“Graphic design is a skill that is widely coveted in many industries and can be seen as a bonus if you ever decide to move in the direction of marketing or entrepreneurship, for instance,” says Haynie.
All businesses need to design work completed in some fashion or form. Whether it’s their main company logo, brochures advertising services, or website graphics, the need for designers is high. If you end up pursuing another focus in your career, you’ll only be seen as more valuable for your skills in graphic design.
Everyone has opinions about what they think “looks good.” Beauty is subjective, so what you make as a graphic designer and consider attractive might not be the same thing your client enjoys.
“Everyone has an opinion about what you create,” says Taylor Kerby, creative director at Cave Social.
The unfortunate part of this truth is that, generally, you’ll need to appease your client—and that might mean designing a logo or graphic that doesn’t have the look and feel you would have naturally chosen. This also means having to scrap or significantly change a design you feel strongly about.
Client feedback, and the edits that come with it, can be pretty frustrating. It’s important to set good boundaries at the beginning of a project, or you might end up editing and re-editing a graphic for weeks.
“Projects often go through twenty or more rounds of edits because of large company hierarchies,” says Kerby.
It’s a good idea to tell the client exactly how many rounds of edits are included in your pricing and hold strong when they ask for changes.
“You may fall into the ‘Just one more quick revision’ or ‘Can we see it this way?’ dilemma if you don’t set an extremely clear scope of work upfront,” says Haynie.
You’ll find out pretty quickly that many clients—and people in general—think graphic design is simple. Questions like, “Can you just throw a logo together quick for me?” or assumptions about how long it will take you to design something can be disheartening, especially because the graphic design requires a very specific skillset. Friends might ask you to create posters for free, and businesses might not recognize the potential you offer.
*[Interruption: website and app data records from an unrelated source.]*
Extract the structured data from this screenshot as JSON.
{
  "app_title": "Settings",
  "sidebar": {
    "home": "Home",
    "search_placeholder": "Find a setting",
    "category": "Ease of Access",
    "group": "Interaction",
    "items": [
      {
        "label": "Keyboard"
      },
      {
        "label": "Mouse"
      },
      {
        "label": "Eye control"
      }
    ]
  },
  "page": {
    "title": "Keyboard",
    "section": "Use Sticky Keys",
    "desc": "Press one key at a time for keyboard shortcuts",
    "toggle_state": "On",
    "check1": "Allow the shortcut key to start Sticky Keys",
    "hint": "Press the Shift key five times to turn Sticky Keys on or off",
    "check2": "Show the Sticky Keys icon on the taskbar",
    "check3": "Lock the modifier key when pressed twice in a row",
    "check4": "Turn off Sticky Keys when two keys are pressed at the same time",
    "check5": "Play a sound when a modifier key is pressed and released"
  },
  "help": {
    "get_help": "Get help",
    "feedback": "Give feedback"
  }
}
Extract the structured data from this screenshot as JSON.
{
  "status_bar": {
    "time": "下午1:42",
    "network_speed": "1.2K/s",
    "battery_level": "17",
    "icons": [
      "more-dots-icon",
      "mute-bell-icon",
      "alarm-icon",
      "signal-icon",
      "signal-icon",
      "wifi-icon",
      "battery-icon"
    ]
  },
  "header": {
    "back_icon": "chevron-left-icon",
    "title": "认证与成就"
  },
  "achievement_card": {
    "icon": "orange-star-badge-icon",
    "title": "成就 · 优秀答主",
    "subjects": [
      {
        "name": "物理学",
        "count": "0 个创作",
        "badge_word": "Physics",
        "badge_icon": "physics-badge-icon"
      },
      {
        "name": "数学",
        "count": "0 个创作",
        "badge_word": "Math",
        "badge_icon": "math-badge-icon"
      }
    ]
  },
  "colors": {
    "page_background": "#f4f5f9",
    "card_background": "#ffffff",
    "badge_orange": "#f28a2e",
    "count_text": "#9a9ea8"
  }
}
Gently reminding people about how long a design actually takes and how complicated it is can help dispel these conjectures. It’s also important to rally for your pricing and hold fast to your cost.
“No one will want to pay you what you're worth,” says Scott Stickane, owner of creative agency, House of Sticks. It’s up to you to stand up for yourself and the value of your work—which isn’t always easy.
Whether or not their skills are truly developed, graphic designers abound these days. There are a lot of freelance designers out there, as well as a lot of agencies, so the market is competitive, meaning you’ll really have to market yourself. You have to have a portfolio in order to get work, but it’s tough to create a portfolio without work.
If you’re looking for ways to beef up your portfolio, keep in mind that you can always include design projects from your time in school or at an internship. There are also plenty of organizations that will take your designs for free. While it isn’t a habit you should get into, there’s no shame in designing a few free logos or posters for a worthy cause in order to build experience.
Skills needed in a graphic design job are given below:
You can easily find jobs in various design consultancies, advertising agencies, design studio, educational institutions, publishers, marketing firms and many other places. After completing a degree in graphic design, you may also set up your own design studio or can work as an exhibiting artist.